Work item »
Below are records; reply with nothing but the number of lines in them that contain "Elaborar".

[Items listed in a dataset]
------
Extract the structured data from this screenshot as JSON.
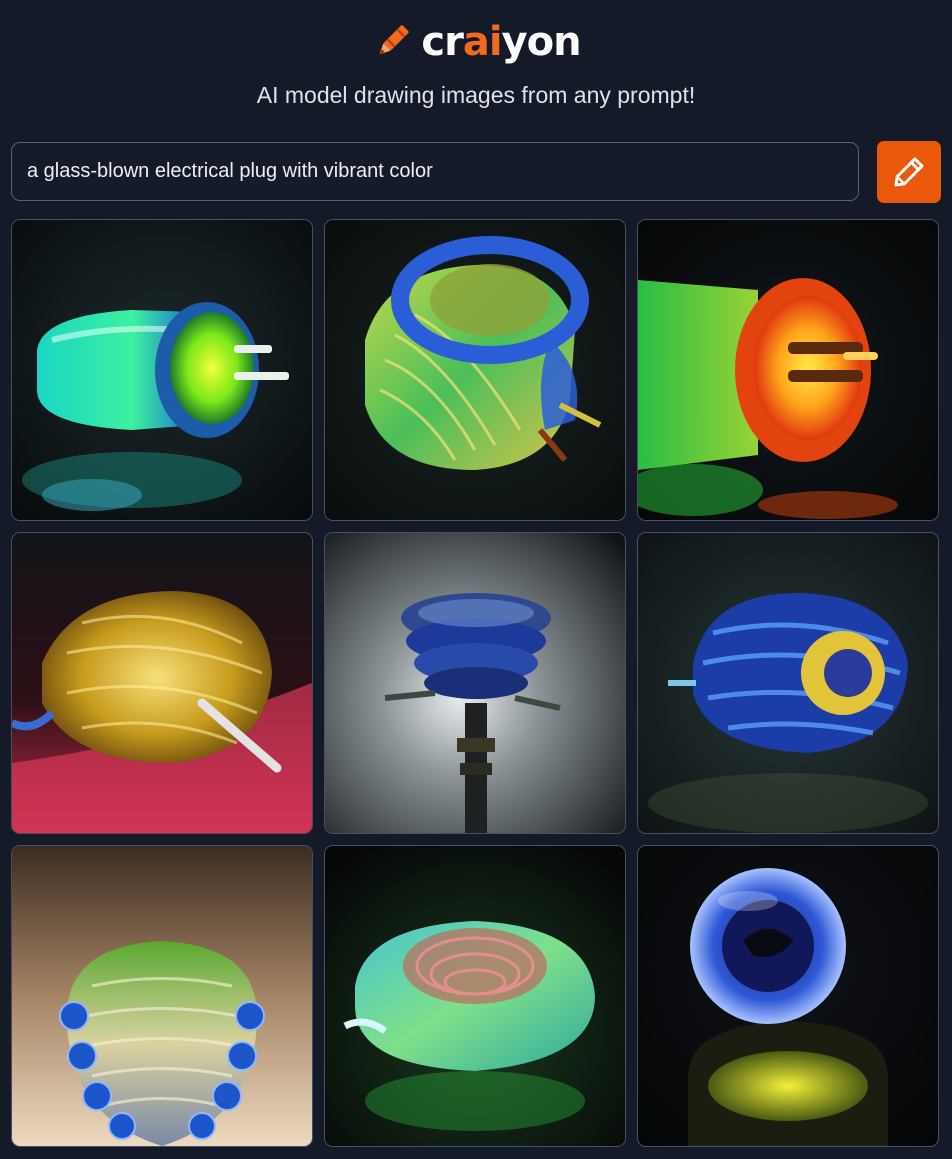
{
  "brand": {
    "name_prefix": "cr",
    "name_accent": "ai",
    "name_suffix": "yon",
    "accent_color": "#f26a1b",
    "icon": "crayon-icon"
  },
  "tagline": "AI model drawing images from any prompt!",
  "prompt": {
    "value": "a glass-blown electrical plug with vibrant color",
    "submit_icon": "pencil-icon",
    "button_color": "#ea580c"
  },
  "results": [
    {
      "subject": "generated image 1"
    },
    {
      "subject": "generated image 2"
    },
    {
      "subject": "generated image 3"
    },
    {
      "subject": "generated image 4"
    },
    {
      "subject": "generated image 5"
    },
    {
      "subject": "generated image 6"
    },
    {
      "subject": "generated image 7"
    },
    {
      "subject": "generated image 8"
    },
    {
      "subject": "generated image 9"
    }
  ]
}
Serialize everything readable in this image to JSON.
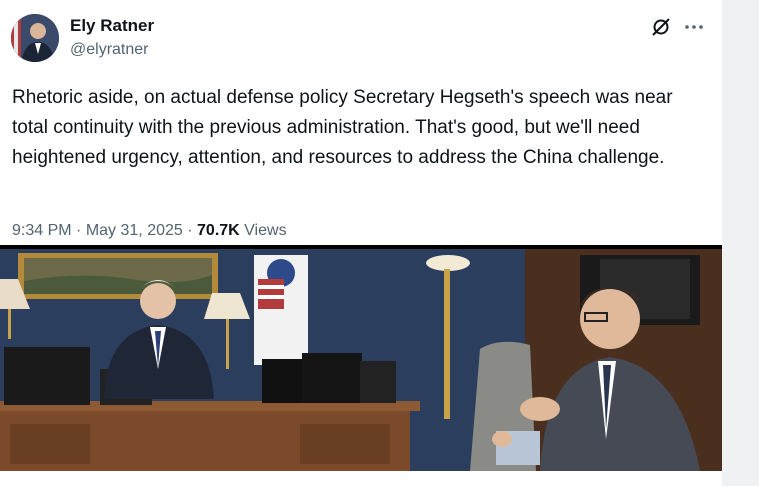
{
  "author": {
    "display_name": "Ely Ratner",
    "handle": "@elyratner"
  },
  "tweet": {
    "text": "Rhetoric aside, on actual defense policy Secretary Hegseth's speech was near total continuity with the previous administration. That's good, but we'll need heightened urgency, attention, and resources to address the China challenge.",
    "time": "9:34 PM",
    "date": "May 31, 2025",
    "views_count": "70.7K",
    "views_label": "Views"
  },
  "icons": {
    "grok": "grok-icon",
    "more": "more-icon"
  },
  "colors": {
    "text": "#0f1419",
    "secondary": "#536471",
    "page_bg": "#f0f1f3"
  }
}
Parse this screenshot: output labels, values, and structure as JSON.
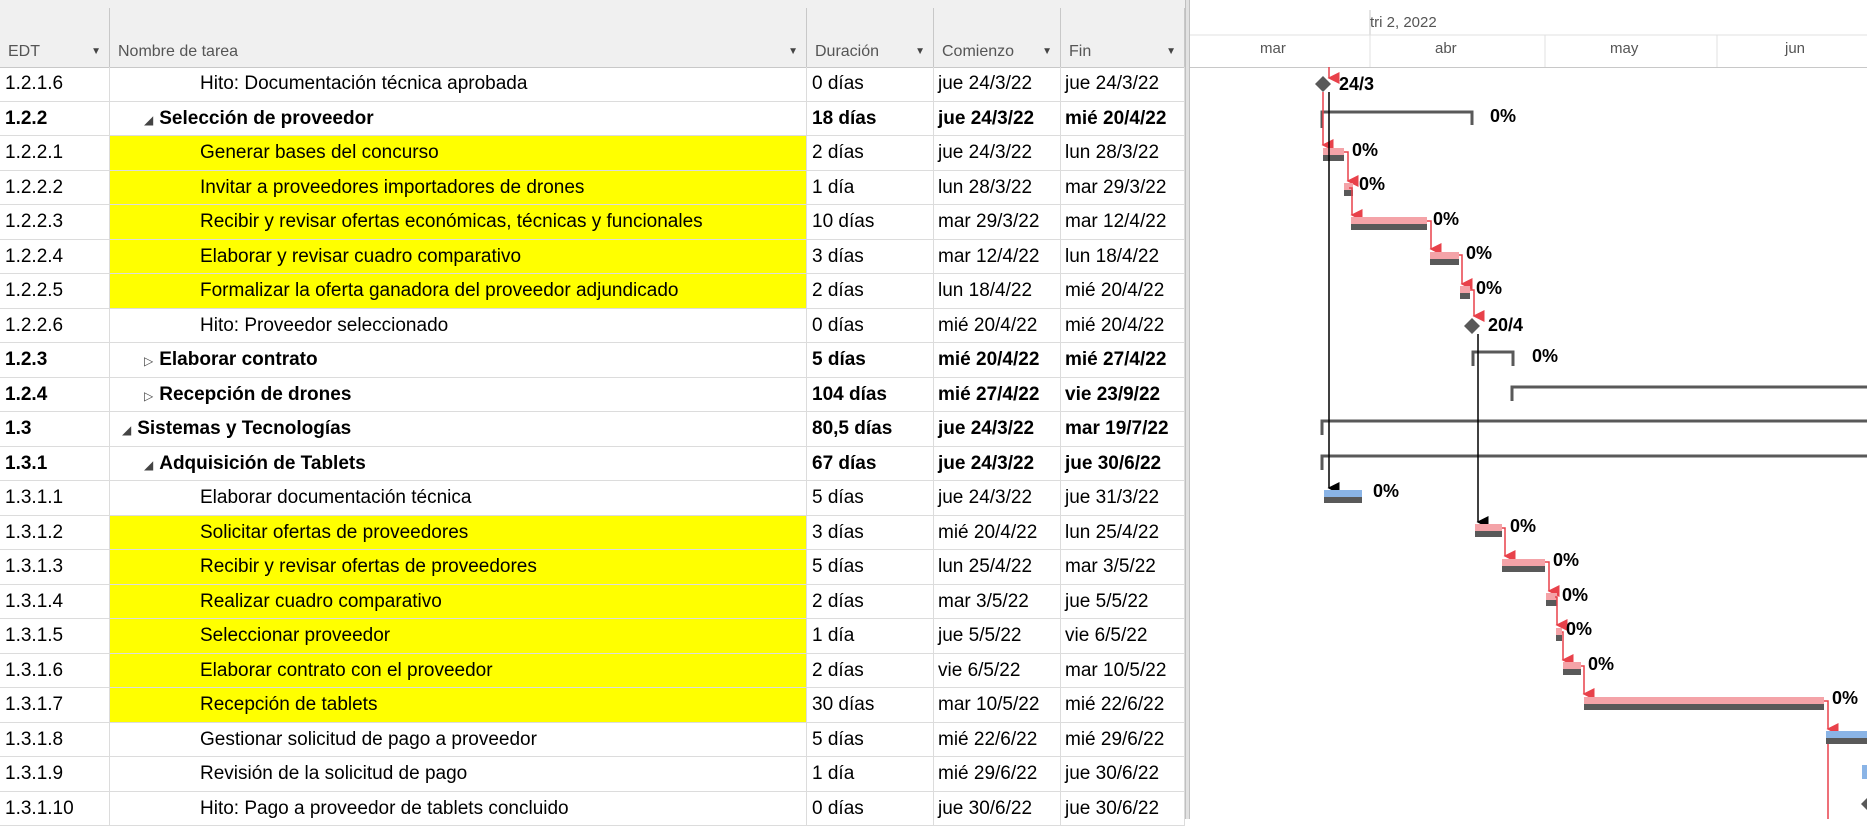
{
  "columns": {
    "edt": "EDT",
    "name": "Nombre de tarea",
    "duration": "Duración",
    "start": "Comienzo",
    "end": "Fin"
  },
  "timescale": {
    "top": "tri 2, 2022",
    "months": [
      "mar",
      "abr",
      "may",
      "jun"
    ]
  },
  "rows": [
    {
      "edt": "1.2.1.6",
      "name": "Hito: Documentación técnica aprobada",
      "dur": "0 días",
      "start": "jue 24/3/22",
      "end": "jue 24/3/22",
      "level": 3,
      "bold": false,
      "hl": false,
      "toggle": ""
    },
    {
      "edt": "1.2.2",
      "name": "Selección de proveedor",
      "dur": "18 días",
      "start": "jue 24/3/22",
      "end": "mié 20/4/22",
      "level": 2,
      "bold": true,
      "hl": false,
      "toggle": "◢"
    },
    {
      "edt": "1.2.2.1",
      "name": "Generar bases del concurso",
      "dur": "2 días",
      "start": "jue 24/3/22",
      "end": "lun 28/3/22",
      "level": 3,
      "bold": false,
      "hl": true,
      "toggle": ""
    },
    {
      "edt": "1.2.2.2",
      "name": "Invitar a proveedores importadores de drones",
      "dur": "1 día",
      "start": "lun 28/3/22",
      "end": "mar 29/3/22",
      "level": 3,
      "bold": false,
      "hl": true,
      "toggle": ""
    },
    {
      "edt": "1.2.2.3",
      "name": "Recibir y revisar ofertas económicas, técnicas y funcionales",
      "dur": "10 días",
      "start": "mar 29/3/22",
      "end": "mar 12/4/22",
      "level": 3,
      "bold": false,
      "hl": true,
      "toggle": ""
    },
    {
      "edt": "1.2.2.4",
      "name": "Elaborar y revisar cuadro comparativo",
      "dur": "3 días",
      "start": "mar 12/4/22",
      "end": "lun 18/4/22",
      "level": 3,
      "bold": false,
      "hl": true,
      "toggle": ""
    },
    {
      "edt": "1.2.2.5",
      "name": "Formalizar la oferta ganadora del proveedor adjundicado",
      "dur": "2 días",
      "start": "lun 18/4/22",
      "end": "mié 20/4/22",
      "level": 3,
      "bold": false,
      "hl": true,
      "toggle": ""
    },
    {
      "edt": "1.2.2.6",
      "name": "Hito: Proveedor seleccionado",
      "dur": "0 días",
      "start": "mié 20/4/22",
      "end": "mié 20/4/22",
      "level": 3,
      "bold": false,
      "hl": false,
      "toggle": ""
    },
    {
      "edt": "1.2.3",
      "name": "Elaborar contrato",
      "dur": "5 días",
      "start": "mié 20/4/22",
      "end": "mié 27/4/22",
      "level": 2,
      "bold": true,
      "hl": false,
      "toggle": "▷"
    },
    {
      "edt": "1.2.4",
      "name": "Recepción de drones",
      "dur": "104 días",
      "start": "mié 27/4/22",
      "end": "vie 23/9/22",
      "level": 2,
      "bold": true,
      "hl": false,
      "toggle": "▷"
    },
    {
      "edt": "1.3",
      "name": "Sistemas y Tecnologías",
      "dur": "80,5 días",
      "start": "jue 24/3/22",
      "end": "mar 19/7/22",
      "level": 1,
      "bold": true,
      "hl": false,
      "toggle": "◢"
    },
    {
      "edt": "1.3.1",
      "name": "Adquisición de Tablets",
      "dur": "67 días",
      "start": "jue 24/3/22",
      "end": "jue 30/6/22",
      "level": 2,
      "bold": true,
      "hl": false,
      "toggle": "◢"
    },
    {
      "edt": "1.3.1.1",
      "name": "Elaborar documentación técnica",
      "dur": "5 días",
      "start": "jue 24/3/22",
      "end": "jue 31/3/22",
      "level": 3,
      "bold": false,
      "hl": false,
      "toggle": ""
    },
    {
      "edt": "1.3.1.2",
      "name": "Solicitar ofertas de proveedores",
      "dur": "3 días",
      "start": "mié 20/4/22",
      "end": "lun 25/4/22",
      "level": 3,
      "bold": false,
      "hl": true,
      "toggle": ""
    },
    {
      "edt": "1.3.1.3",
      "name": "Recibir y revisar ofertas de proveedores",
      "dur": "5 días",
      "start": "lun 25/4/22",
      "end": "mar 3/5/22",
      "level": 3,
      "bold": false,
      "hl": true,
      "toggle": ""
    },
    {
      "edt": "1.3.1.4",
      "name": "Realizar cuadro comparativo",
      "dur": "2 días",
      "start": "mar 3/5/22",
      "end": "jue 5/5/22",
      "level": 3,
      "bold": false,
      "hl": true,
      "toggle": ""
    },
    {
      "edt": "1.3.1.5",
      "name": "Seleccionar proveedor",
      "dur": "1 día",
      "start": "jue 5/5/22",
      "end": "vie 6/5/22",
      "level": 3,
      "bold": false,
      "hl": true,
      "toggle": ""
    },
    {
      "edt": "1.3.1.6",
      "name": "Elaborar contrato con el proveedor",
      "dur": "2 días",
      "start": "vie 6/5/22",
      "end": "mar 10/5/22",
      "level": 3,
      "bold": false,
      "hl": true,
      "toggle": ""
    },
    {
      "edt": "1.3.1.7",
      "name": "Recepción de tablets",
      "dur": "30 días",
      "start": "mar 10/5/22",
      "end": "mié 22/6/22",
      "level": 3,
      "bold": false,
      "hl": true,
      "toggle": ""
    },
    {
      "edt": "1.3.1.8",
      "name": "Gestionar solicitud de pago a proveedor",
      "dur": "5 días",
      "start": "mié 22/6/22",
      "end": "mié 29/6/22",
      "level": 3,
      "bold": false,
      "hl": false,
      "toggle": ""
    },
    {
      "edt": "1.3.1.9",
      "name": "Revisión de la solicitud de pago",
      "dur": "1 día",
      "start": "mié 29/6/22",
      "end": "jue 30/6/22",
      "level": 3,
      "bold": false,
      "hl": false,
      "toggle": ""
    },
    {
      "edt": "1.3.1.10",
      "name": "Hito: Pago a proveedor de tablets concluido",
      "dur": "0 días",
      "start": "jue 30/6/22",
      "end": "jue 30/6/22",
      "level": 3,
      "bold": false,
      "hl": false,
      "toggle": ""
    }
  ],
  "gantt_labels": {
    "m1": "24/3",
    "m2": "20/4",
    "pct": "0%"
  },
  "colors": {
    "highlight": "#ffff00",
    "critical_bar": "#f4a3a8",
    "normal_bar": "#8ab4e6",
    "progress": "#595959",
    "link_critical": "#e8414a",
    "link_normal": "#000000"
  }
}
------
Output for this exercise »
4